Facebook And Twitter Hope To Fix California's Troubled Privacy Law With…Misleading Ads?
from the you're-not-helping dept
With the federal government doing little to pass a real privacy law for the modern era, states have begun rushing into the void. That’s unfortunately resulting in some state privacy laws that are a lacking in the…quality department. That’s been particularly true in California, where the government recently passed the new California Consumer Privacy Act. While the law may be well intentioned, we’ve noted how the rushed bill has plenty of problems that need fixing if it’s ever going to actually work. Murky definitions and drafting errors leave the bill a bit of a muddled mess, with the potential to even undermine other, existing laws.
While all sides of the debate have descended upon the California legislature in a bid to try and fix the bill’s language, Silicon Valley lobbying giants have been busy running some highly misleading ads in a bid to try and soften the bill. Under the banner of “Keep the Internet Free,” the Google, Twitter, Facebook, and Microsoft-backed Internet Association has been running ads trying to claim that the bill would result in users having to pay errant fees just to use the internet:
Here are the ads that lobbyists for FB, Google and other tech giants are running in California as they seek to rewrite the state's landmark privacy law. My latest from Sacramento: https://t.co/Jw43CUlmbu pic.twitter.com/sK95ydEEn7
— Tony Romm (@TonyRomm) September 3, 2019

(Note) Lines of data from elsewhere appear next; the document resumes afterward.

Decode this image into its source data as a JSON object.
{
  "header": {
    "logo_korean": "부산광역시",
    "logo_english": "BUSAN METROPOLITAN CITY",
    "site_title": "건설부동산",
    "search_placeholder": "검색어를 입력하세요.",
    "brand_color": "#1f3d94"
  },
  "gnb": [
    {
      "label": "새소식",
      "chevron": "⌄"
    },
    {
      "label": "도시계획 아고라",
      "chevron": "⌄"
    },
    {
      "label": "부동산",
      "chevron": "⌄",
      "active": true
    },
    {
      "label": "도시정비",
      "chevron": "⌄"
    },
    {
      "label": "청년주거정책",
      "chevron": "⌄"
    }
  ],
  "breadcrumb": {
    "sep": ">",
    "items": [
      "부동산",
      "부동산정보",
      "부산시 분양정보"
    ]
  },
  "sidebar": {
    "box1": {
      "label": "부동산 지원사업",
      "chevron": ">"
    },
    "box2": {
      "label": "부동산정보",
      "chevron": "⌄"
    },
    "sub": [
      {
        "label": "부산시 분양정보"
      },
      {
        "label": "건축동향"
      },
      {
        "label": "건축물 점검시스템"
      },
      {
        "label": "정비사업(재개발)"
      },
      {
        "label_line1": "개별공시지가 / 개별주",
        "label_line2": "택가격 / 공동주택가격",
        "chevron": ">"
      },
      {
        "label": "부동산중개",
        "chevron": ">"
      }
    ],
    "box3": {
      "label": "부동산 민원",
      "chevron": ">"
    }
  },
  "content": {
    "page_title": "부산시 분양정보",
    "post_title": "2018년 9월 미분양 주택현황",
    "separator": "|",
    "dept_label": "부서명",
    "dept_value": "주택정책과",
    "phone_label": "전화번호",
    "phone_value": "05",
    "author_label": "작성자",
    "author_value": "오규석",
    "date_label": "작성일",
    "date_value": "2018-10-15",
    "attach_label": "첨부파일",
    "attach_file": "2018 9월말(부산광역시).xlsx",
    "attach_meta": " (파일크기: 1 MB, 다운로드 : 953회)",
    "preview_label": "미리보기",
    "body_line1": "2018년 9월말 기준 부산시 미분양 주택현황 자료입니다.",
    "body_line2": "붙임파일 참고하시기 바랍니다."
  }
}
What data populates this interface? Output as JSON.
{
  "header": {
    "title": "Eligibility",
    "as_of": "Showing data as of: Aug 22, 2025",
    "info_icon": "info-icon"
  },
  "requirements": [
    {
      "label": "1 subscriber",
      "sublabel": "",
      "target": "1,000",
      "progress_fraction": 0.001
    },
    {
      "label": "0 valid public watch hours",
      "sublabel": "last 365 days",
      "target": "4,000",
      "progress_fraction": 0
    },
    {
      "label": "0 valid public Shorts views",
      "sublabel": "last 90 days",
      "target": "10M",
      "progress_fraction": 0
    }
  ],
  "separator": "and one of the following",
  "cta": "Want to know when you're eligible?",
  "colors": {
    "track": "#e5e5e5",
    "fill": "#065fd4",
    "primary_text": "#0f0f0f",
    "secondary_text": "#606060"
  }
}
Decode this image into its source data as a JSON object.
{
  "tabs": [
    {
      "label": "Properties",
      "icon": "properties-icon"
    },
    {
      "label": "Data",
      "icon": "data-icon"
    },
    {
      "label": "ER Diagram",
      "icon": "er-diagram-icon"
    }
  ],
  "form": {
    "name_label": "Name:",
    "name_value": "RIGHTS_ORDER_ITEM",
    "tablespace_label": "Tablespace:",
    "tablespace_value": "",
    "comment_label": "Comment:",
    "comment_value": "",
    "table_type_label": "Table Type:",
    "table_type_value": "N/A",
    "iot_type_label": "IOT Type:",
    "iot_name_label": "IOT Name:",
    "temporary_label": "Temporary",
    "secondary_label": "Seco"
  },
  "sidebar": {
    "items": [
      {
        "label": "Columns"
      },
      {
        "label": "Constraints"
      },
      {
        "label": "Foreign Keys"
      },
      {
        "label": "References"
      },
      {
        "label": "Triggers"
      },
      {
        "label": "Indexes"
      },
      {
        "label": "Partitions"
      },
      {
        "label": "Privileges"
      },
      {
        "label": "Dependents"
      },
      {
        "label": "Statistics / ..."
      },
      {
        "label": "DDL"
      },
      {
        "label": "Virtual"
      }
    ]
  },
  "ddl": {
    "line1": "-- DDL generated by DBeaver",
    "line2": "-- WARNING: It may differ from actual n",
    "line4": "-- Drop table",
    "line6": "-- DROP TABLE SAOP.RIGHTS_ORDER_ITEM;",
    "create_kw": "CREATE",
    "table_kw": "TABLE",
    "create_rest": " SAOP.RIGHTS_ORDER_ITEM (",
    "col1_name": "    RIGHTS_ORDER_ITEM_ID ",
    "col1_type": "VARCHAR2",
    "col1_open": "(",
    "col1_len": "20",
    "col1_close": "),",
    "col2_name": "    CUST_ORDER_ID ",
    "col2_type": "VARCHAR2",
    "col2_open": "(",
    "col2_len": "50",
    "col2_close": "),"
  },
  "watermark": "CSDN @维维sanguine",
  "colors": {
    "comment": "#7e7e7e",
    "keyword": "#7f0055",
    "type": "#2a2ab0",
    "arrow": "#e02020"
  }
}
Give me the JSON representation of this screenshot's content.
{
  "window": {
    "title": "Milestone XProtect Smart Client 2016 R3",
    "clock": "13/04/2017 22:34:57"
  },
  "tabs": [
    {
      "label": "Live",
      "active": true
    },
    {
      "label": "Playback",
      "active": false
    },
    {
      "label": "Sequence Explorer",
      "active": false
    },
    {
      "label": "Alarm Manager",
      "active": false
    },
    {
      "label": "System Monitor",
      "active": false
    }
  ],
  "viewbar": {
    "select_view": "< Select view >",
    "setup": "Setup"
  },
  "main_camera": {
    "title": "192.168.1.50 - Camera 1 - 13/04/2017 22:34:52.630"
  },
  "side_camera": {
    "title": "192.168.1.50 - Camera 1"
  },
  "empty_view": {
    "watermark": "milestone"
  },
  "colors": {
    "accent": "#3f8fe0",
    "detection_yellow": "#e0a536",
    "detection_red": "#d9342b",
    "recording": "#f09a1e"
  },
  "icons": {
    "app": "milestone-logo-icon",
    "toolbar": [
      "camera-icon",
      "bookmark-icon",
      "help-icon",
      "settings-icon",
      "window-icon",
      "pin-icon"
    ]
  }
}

“The FREE websites and apps you use every day could start costing you,? announced one such ad on Twitter.
?Using the internet shouldn?t hurt your wallet,? began another that predicted browsing the Web could someday seem like paying at the pump for gasoline.”
And while California’s proposal certainly has numerous problems, any claim it’s going to result in the internet being turned into some kind of pay-to-play hellscape is just nonsense. Sacramento-area users who actually click on the ad are directed to a website that further tries to suggest the new bill will suddenly have users paying to access social media in much the same way they have to pay to buy gasoline:
This obviously isn’t the Internet Association’s first foray into misleading privacy lobbying. Silicon Valley worked hand in hand with the telecom sector early on to try and stall California’s privacy law efforts, pushing ads and talking points claiming that a state-level privacy law would embolden extremists, endanger children, and litter the internet with annoying popups, none of which was actually true. This was after telecom and Silicon Valley worked hand in hand to kill some fairly modest (and far better written) FCC privacy rules back in 2017.
Granted, Silicon Valley giants have some very good reasons to oppose the California bill, given it’s rushed and sloppy language could easily result in steeper additional operational costs and numerous unforseen headaches.
At the same time, it’s oddly understated that these companies would much prefer it if no privacy law were passed at all, and if a bill is passed, they’d prefer it be loaded with so many loopholes as to be largely useless. Even if the bill lacked troubling language, no major company actually wants to suddenly face million/billion dollar losses due to restrictions on data monetization or behavioral ads, and the combined lobbying firepower of the telecom, tech, insurance, healthcare, and marketing industries makes passing any privacy law with teeth a steep uphill climb.
The problem in California is the bill is slated to go live (warts and all) on January 1, though actual enforcement isn’t expected until at least next summer. Efforts by privacy advocates to strengthen the bill have stalled, so their focus now is simply keeping the tougher portions of the bill intact:
“After two failed bids to strengthen the 2018 law, data-privacy advocates say their goal for the year is simply to keep the Privacy Act intact.
“We?re basically looking to hold the line on everything.” said Lee Tien, a senior staff attorney for the Electronic Frontier Foundation, a San Francisco-based group that advocates for stronger consumer protections online. “We?re watching for gut-and-amends and the usual shenanigans on the floor.”
In contrast, the tech sector’s goal is to try and weaken the definitions of what’s collected, how it can be shared, and who it can be sold to. And while the industry certainly has plenty of other of legitimate reasons to oppose the bill as currently written, further muddying the waters with additional layers of misleading advertising isn’t likely to help their cause.